Action item =
Please return every line in the following data that includes the string "prefix".

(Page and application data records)
======

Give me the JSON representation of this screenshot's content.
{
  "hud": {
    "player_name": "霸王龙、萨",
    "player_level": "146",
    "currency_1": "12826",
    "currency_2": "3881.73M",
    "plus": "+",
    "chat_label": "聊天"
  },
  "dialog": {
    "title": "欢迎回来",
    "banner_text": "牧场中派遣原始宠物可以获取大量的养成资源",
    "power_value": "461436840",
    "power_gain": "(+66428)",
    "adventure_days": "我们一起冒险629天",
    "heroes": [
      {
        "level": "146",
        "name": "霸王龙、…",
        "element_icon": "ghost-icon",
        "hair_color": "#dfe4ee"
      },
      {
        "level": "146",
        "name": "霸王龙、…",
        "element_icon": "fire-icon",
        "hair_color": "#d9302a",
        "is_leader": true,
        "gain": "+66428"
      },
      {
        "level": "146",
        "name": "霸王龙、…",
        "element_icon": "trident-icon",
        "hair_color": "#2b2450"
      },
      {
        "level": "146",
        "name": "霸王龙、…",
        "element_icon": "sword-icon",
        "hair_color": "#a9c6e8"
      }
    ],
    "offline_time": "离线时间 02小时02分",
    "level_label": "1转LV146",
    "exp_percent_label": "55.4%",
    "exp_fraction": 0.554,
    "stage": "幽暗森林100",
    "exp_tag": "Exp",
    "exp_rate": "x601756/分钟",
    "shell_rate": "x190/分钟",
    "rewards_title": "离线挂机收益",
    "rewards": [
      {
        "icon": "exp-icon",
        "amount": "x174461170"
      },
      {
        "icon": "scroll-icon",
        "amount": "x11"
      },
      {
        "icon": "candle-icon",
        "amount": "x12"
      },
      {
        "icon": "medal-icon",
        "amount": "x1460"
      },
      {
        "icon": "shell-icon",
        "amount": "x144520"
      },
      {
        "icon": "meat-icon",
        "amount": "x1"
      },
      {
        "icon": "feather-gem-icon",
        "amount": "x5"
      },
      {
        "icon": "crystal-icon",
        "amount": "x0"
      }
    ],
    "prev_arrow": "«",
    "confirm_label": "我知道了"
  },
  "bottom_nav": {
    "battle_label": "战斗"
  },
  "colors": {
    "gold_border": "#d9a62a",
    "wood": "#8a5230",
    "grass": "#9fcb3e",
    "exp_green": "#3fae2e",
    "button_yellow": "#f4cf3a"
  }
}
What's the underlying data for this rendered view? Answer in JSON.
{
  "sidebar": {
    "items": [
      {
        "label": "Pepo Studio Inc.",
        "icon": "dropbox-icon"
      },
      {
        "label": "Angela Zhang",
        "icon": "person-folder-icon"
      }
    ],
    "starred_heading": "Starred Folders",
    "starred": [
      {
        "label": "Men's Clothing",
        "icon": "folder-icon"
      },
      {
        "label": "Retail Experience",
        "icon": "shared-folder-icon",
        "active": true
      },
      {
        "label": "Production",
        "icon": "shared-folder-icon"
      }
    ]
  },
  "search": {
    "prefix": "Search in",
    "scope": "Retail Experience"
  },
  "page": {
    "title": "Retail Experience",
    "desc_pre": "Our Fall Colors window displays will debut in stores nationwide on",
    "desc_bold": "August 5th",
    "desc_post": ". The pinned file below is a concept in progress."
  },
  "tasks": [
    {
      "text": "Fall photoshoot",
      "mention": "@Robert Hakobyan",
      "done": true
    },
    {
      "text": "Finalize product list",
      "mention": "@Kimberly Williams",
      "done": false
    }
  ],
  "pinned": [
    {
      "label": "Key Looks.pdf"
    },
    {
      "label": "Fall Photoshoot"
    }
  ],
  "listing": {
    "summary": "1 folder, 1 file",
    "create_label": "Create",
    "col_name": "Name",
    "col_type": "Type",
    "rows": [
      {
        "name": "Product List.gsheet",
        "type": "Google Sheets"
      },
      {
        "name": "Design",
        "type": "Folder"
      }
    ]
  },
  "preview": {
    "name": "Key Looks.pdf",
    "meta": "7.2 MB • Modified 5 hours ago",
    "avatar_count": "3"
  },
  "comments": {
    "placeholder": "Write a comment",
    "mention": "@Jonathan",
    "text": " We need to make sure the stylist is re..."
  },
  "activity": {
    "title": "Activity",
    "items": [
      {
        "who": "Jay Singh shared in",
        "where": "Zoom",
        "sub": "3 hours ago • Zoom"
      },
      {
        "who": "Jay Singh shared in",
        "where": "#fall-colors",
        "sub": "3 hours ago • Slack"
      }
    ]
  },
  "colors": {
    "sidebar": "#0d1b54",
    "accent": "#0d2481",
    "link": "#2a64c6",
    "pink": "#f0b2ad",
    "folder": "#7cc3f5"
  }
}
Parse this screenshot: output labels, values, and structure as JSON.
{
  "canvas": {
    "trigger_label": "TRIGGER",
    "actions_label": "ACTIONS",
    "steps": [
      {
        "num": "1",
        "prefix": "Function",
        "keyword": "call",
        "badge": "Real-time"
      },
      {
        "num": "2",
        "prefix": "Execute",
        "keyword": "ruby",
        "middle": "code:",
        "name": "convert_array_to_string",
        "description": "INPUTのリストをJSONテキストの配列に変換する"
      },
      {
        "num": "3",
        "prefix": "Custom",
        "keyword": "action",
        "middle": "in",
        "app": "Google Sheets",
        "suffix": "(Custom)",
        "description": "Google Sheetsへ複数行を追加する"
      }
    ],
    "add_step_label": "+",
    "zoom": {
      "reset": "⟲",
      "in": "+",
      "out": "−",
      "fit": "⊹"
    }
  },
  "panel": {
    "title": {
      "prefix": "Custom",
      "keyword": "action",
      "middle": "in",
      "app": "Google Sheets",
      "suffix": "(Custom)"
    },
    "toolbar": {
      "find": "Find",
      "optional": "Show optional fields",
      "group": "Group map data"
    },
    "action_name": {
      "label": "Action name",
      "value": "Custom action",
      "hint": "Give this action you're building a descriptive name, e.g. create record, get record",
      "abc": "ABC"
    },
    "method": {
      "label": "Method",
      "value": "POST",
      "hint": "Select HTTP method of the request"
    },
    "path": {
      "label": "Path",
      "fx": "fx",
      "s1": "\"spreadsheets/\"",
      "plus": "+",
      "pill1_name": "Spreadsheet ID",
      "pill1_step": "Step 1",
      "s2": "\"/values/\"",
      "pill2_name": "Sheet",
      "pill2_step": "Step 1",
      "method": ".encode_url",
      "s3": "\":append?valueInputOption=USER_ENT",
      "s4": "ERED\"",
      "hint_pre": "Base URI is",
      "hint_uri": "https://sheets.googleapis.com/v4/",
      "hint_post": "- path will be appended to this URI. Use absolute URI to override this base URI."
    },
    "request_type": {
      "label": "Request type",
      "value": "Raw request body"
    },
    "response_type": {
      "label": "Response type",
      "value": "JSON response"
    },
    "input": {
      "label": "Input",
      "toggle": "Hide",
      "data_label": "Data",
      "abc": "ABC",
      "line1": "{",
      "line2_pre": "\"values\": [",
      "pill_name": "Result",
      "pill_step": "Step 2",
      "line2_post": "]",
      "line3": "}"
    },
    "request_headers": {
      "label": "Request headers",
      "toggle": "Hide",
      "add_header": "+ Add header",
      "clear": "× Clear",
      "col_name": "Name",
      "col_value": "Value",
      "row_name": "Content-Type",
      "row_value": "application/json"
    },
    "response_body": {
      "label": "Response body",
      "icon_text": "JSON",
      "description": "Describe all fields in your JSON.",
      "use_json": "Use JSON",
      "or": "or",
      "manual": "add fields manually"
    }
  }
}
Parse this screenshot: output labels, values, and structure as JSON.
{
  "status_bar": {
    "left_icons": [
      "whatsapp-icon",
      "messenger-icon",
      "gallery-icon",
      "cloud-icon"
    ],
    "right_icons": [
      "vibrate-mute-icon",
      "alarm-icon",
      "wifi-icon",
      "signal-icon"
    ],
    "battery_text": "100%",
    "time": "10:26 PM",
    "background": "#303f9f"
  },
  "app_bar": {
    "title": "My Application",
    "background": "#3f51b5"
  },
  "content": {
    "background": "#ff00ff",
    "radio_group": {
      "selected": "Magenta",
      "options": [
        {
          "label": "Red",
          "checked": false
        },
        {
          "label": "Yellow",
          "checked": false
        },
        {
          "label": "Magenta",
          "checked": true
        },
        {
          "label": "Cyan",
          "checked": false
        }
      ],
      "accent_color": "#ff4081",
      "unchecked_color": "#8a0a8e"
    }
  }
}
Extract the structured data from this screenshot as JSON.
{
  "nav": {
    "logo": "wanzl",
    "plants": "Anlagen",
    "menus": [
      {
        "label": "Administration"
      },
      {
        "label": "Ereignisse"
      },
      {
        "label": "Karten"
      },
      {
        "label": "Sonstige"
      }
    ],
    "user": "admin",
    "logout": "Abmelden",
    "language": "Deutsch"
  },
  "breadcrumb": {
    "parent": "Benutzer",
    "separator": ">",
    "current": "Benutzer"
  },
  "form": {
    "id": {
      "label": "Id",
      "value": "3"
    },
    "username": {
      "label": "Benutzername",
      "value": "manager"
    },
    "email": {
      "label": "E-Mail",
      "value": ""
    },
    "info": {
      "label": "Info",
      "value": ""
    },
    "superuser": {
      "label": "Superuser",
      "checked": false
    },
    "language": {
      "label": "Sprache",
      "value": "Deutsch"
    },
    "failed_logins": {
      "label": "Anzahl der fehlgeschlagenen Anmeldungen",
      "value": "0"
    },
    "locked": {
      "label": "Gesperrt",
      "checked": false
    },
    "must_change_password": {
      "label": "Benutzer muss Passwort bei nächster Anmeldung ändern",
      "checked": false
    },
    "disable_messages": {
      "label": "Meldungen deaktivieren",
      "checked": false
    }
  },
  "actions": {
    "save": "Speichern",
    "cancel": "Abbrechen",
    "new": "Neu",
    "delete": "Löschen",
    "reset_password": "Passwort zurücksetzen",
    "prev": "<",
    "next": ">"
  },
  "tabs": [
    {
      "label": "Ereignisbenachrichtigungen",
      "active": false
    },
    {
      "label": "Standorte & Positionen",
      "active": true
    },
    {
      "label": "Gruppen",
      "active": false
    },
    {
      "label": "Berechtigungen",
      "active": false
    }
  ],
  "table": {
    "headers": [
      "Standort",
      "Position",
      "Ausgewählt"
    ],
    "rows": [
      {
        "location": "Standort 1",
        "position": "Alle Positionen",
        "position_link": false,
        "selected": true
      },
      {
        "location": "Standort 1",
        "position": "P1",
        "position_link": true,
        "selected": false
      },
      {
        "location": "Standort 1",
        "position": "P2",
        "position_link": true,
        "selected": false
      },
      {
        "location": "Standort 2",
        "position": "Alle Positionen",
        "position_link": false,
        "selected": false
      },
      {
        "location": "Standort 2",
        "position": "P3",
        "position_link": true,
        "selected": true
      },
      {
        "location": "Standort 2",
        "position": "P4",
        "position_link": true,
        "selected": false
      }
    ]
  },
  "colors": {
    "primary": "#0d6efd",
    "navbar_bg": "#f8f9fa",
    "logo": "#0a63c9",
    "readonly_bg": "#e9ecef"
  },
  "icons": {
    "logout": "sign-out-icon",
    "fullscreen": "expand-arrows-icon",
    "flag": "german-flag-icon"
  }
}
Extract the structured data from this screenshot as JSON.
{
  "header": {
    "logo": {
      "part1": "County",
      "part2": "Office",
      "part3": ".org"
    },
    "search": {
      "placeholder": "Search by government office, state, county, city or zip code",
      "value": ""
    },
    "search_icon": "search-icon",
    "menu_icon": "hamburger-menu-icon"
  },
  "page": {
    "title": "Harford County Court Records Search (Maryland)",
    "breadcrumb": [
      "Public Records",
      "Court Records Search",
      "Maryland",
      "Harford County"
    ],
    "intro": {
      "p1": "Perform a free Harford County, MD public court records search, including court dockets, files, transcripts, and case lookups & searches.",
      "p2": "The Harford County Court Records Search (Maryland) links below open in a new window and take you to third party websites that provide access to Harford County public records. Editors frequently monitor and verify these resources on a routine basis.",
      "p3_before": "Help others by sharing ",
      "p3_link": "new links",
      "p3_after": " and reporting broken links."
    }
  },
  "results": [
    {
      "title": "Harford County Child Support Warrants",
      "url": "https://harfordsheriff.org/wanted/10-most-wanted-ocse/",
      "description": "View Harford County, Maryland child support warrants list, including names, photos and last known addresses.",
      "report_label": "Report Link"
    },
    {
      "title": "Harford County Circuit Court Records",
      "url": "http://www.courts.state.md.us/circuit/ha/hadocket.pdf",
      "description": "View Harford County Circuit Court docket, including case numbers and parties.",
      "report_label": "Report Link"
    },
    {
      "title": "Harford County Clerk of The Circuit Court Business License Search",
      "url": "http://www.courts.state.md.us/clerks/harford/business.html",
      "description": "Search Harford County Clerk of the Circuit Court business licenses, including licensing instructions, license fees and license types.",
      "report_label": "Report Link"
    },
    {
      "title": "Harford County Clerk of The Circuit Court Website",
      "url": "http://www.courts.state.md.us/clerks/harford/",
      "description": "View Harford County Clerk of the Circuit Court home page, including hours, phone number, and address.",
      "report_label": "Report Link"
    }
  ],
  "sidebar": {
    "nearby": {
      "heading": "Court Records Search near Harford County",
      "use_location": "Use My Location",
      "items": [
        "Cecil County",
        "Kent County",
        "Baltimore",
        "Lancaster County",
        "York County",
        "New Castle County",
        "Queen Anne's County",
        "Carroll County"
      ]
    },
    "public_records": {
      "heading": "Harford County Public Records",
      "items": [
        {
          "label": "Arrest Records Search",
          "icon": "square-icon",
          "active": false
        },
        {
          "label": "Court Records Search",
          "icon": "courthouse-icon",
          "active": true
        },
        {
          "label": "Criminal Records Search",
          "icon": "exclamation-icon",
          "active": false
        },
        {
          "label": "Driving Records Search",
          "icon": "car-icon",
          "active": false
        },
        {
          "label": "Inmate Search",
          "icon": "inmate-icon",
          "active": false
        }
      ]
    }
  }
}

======

Response area =
    "prefix": "Search in",
        "prefix": "Function",
        "prefix": "Execute",
        "prefix": "Custom",
      "prefix": "Custom",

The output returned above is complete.